Text by Benjamin Klare
Photos: Tim Wegner, World Economic Forum
Graphic: VoxVote
Here you can download the list of participants and the presentations of the speakers as a PDF file.
(Please note that we are not allowed to publish all presentations)

Innovation and the economy
Jeremy Salomon, IATA Manager, Regional Communications & Regional Affairs Europe

Leapfrog yourself or being leapfrogged –
Cornerstones for successful innovation management by established companies

Professor Dr. Carsten Dreher, Professor for Innovation Management, Freie Universität Berlin

Pitch with innovators: Let’s talk future
Murat Karakaya, Chief Marketing Officer, Cargosteps
Ari Kestin, CEO, Nimber
Johanna Bellenberg, Director Marketing & Communications, Picavi

Which country is leading the charge in logistics innovations?
Wolfgang Lehmacher, Director Supply Chain and Transport, World Economic Forum

Platforms create dynamism and added value!

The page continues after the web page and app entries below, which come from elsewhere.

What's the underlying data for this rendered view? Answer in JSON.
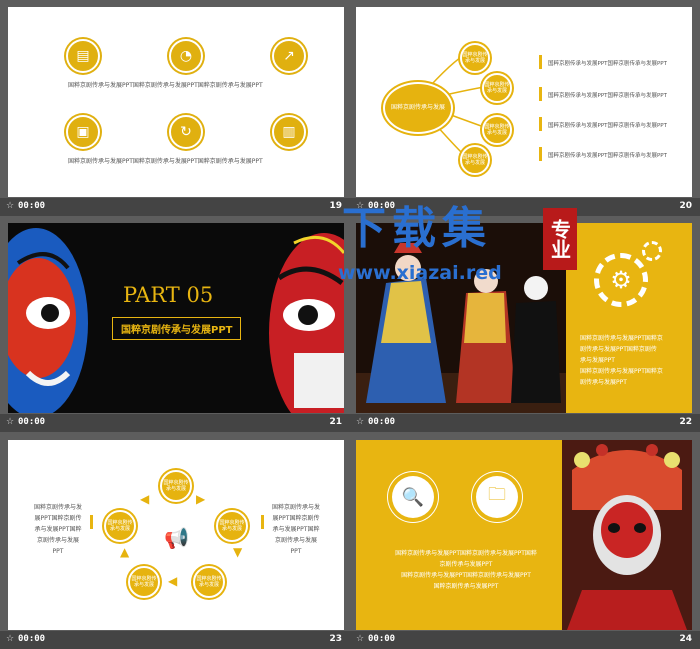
{
  "slides": [
    {
      "num": "19",
      "time": "00:00",
      "caption1": "国粹京剧传承与发展PPT国粹京剧传承与发展PPT国粹京剧传承与发展PPT",
      "caption2": "国粹京剧传承与发展PPT国粹京剧传承与发展PPT国粹京剧传承与发展PPT"
    },
    {
      "num": "20",
      "time": "00:00",
      "center": "国粹京剧传承与发展",
      "nodes": [
        "国粹京剧传承与发展",
        "国粹京剧传承与发展",
        "国粹京剧传承与发展",
        "国粹京剧传承与发展"
      ],
      "items": [
        "国粹京剧传承与发展PPT国粹京剧传承与发展PPT",
        "国粹京剧传承与发展PPT国粹京剧传承与发展PPT",
        "国粹京剧传承与发展PPT国粹京剧传承与发展PPT",
        "国粹京剧传承与发展PPT国粹京剧传承与发展PPT"
      ]
    },
    {
      "num": "21",
      "time": "00:00",
      "part": "PART 05",
      "subtitle": "国粹京剧传承与发展PPT"
    },
    {
      "num": "22",
      "time": "00:00",
      "text": [
        "国粹京剧传承与发展PPT国粹京",
        "剧传承与发展PPT国粹京剧传",
        "承与发展PPT",
        "国粹京剧传承与发展PPT国粹京",
        "剧传承与发展PPT"
      ]
    },
    {
      "num": "23",
      "time": "00:00",
      "left": [
        "国粹京剧传承与发",
        "展PPT国粹京剧传",
        "承与发展PPT国粹",
        "京剧传承与发展",
        "PPT"
      ],
      "right": [
        "国粹京剧传承与发",
        "展PPT国粹京剧传",
        "承与发展PPT国粹",
        "京剧传承与发展",
        "PPT"
      ],
      "cycle": [
        "国粹京剧传承与发展",
        "国粹京剧传承与发展",
        "国粹京剧传承与发展",
        "国粹京剧传承与发展",
        "国粹京剧传承与发展"
      ]
    },
    {
      "num": "24",
      "time": "00:00",
      "text": [
        "国粹京剧传承与发展PPT国粹京剧传承与发展PPT国粹",
        "京剧传承与发展PPT",
        "国粹京剧传承与发展PPT国粹京剧传承与发展PPT",
        "国粹京剧传承与发展PPT"
      ]
    }
  ],
  "watermark": {
    "title": "下载集",
    "badge": "专业",
    "url": "www.xiazai.red"
  },
  "colors": {
    "accent": "#e8b511",
    "dark": "#444444"
  }
}
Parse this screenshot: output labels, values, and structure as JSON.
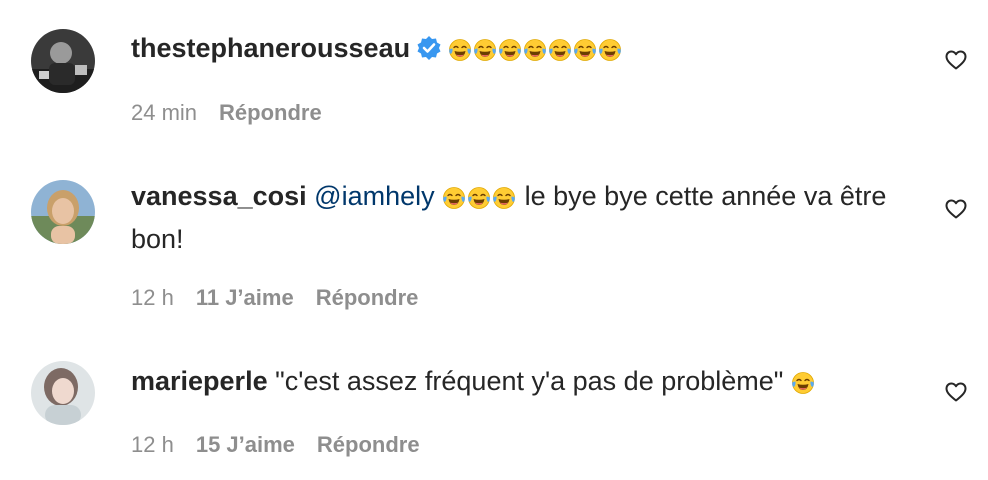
{
  "comments": [
    {
      "username": "thestephanerousseau",
      "verified": true,
      "mention": "",
      "emoji_count": 7,
      "text": "",
      "time": "24 min",
      "likes": "",
      "reply_label": "Répondre"
    },
    {
      "username": "vanessa_cosi",
      "verified": false,
      "mention": "@iamhely",
      "emoji_count": 3,
      "text": " le bye bye cette année va être bon!",
      "time": "12 h",
      "likes": "11 J’aime",
      "reply_label": "Répondre"
    },
    {
      "username": "marieperle",
      "verified": false,
      "mention": "",
      "emoji_count": 1,
      "text_before": "\"c'est assez fréquent y'a pas de problème\"",
      "time": "12 h",
      "likes": "15 J’aime",
      "reply_label": "Répondre"
    }
  ],
  "icons": {
    "like": "heart-outline-icon",
    "verified": "verified-badge-icon",
    "emoji": "face-with-tears-of-joy-emoji"
  },
  "colors": {
    "text": "#262626",
    "meta": "#8e8e8e",
    "mention": "#00376b",
    "verified": "#3897f0"
  }
}
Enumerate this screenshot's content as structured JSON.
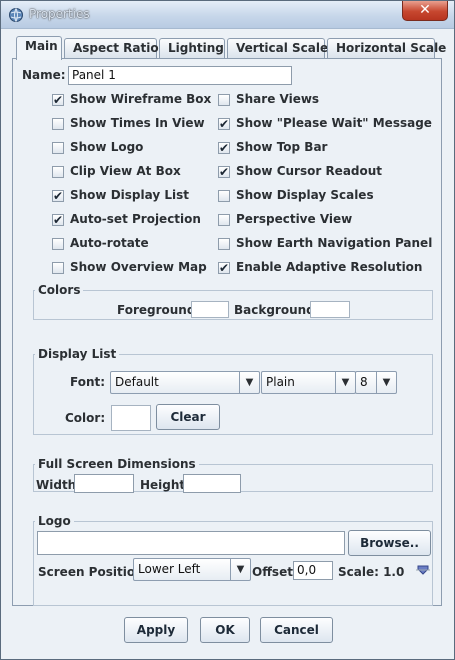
{
  "window": {
    "title": "Properties",
    "close_glyph": "✕"
  },
  "tabs": [
    {
      "label": "Main",
      "active": true
    },
    {
      "label": "Aspect Ratio"
    },
    {
      "label": "Lighting"
    },
    {
      "label": "Vertical Scale"
    },
    {
      "label": "Horizontal Scale"
    }
  ],
  "main": {
    "name_label": "Name:",
    "name_value": "Panel 1",
    "checkboxes_left": [
      {
        "label": "Show Wireframe Box",
        "checked": true
      },
      {
        "label": "Show Times In View",
        "checked": false
      },
      {
        "label": "Show Logo",
        "checked": false
      },
      {
        "label": "Clip View At Box",
        "checked": false
      },
      {
        "label": "Show Display List",
        "checked": true
      },
      {
        "label": "Auto-set Projection",
        "checked": true
      },
      {
        "label": "Auto-rotate",
        "checked": false
      },
      {
        "label": "Show Overview Map",
        "checked": false
      }
    ],
    "checkboxes_right": [
      {
        "label": "Share Views",
        "checked": false
      },
      {
        "label": "Show \"Please Wait\" Message",
        "checked": true
      },
      {
        "label": "Show Top Bar",
        "checked": true
      },
      {
        "label": "Show Cursor Readout",
        "checked": true
      },
      {
        "label": "Show Display Scales",
        "checked": false
      },
      {
        "label": "Perspective View",
        "checked": false
      },
      {
        "label": "Show Earth Navigation Panel",
        "checked": false
      },
      {
        "label": "Enable Adaptive Resolution",
        "checked": true
      }
    ],
    "colors": {
      "legend": "Colors",
      "foreground_label": "Foreground:",
      "background_label": "Background:",
      "foreground_color": "#ffffff",
      "background_color": "#ffffff"
    },
    "display_list": {
      "legend": "Display List",
      "font_label": "Font:",
      "font_value": "Default",
      "style_value": "Plain",
      "size_value": "8",
      "color_label": "Color:",
      "clear_button": "Clear",
      "dropdown_glyph": "▼"
    },
    "full_screen": {
      "legend": "Full Screen Dimensions",
      "width_label": "Width:",
      "height_label": "Height:",
      "width_value": "",
      "height_value": ""
    },
    "logo": {
      "legend": "Logo",
      "path_value": "",
      "browse_button": "Browse..",
      "screen_position_label": "Screen Position:",
      "screen_position_value": "Lower Left",
      "offset_label": "Offset:",
      "offset_value": "0,0",
      "scale_label": "Scale: 1.0"
    }
  },
  "buttons": {
    "apply": "Apply",
    "ok": "OK",
    "cancel": "Cancel"
  },
  "theme": {
    "accent": "#3b5c85",
    "check_color": "#1c2733"
  }
}
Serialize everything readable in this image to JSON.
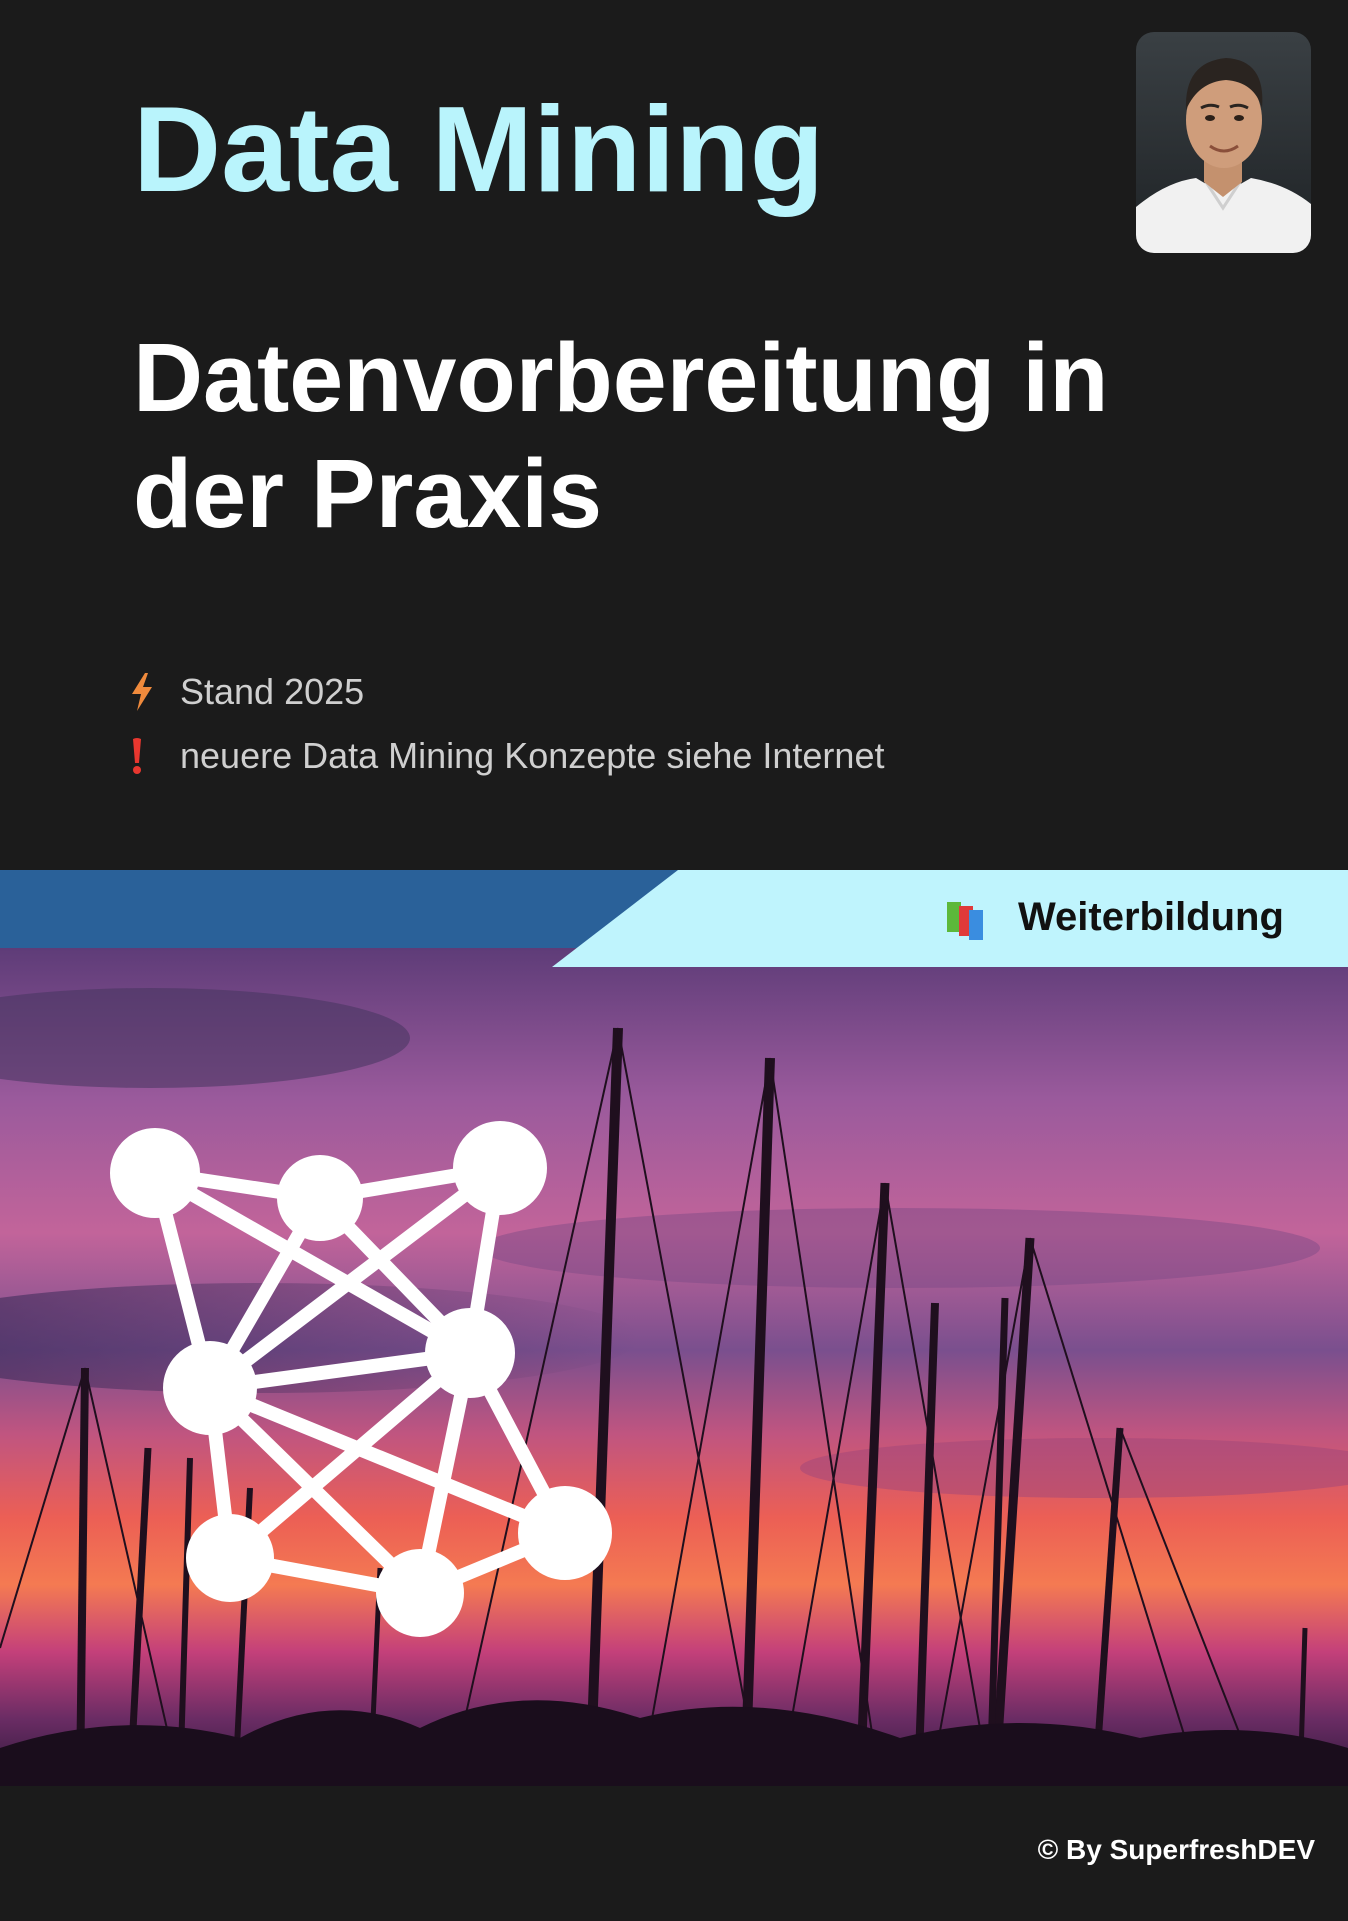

Or are they just destroying traditional business models?
Dr. Philip von Mecklenburg-Blumenthal, Senior Director Marketplace, Freightos
Marcel Frings, CCO, Saloodo!
Dolores Pellegrino, Project Manager, Bosch Service Solutions

Innovation showcase/techstage
Short presentation of tech innovations from:
Roger Hillen-Pasedag, Director Strategy, Innovation & CR, Hermes Germany
Karel Kural Msc, M.Eng Research Engineer, HAN Automotive Research
Kim Kian Wee, Assistant Director APCS Training and Innovation, IATA
Dr. Ralf-Maximilian Jungkunz, Head of department aviation logistics, Fraunhofer-Institut für Materialfluss und Logistik IML

Send this to a friend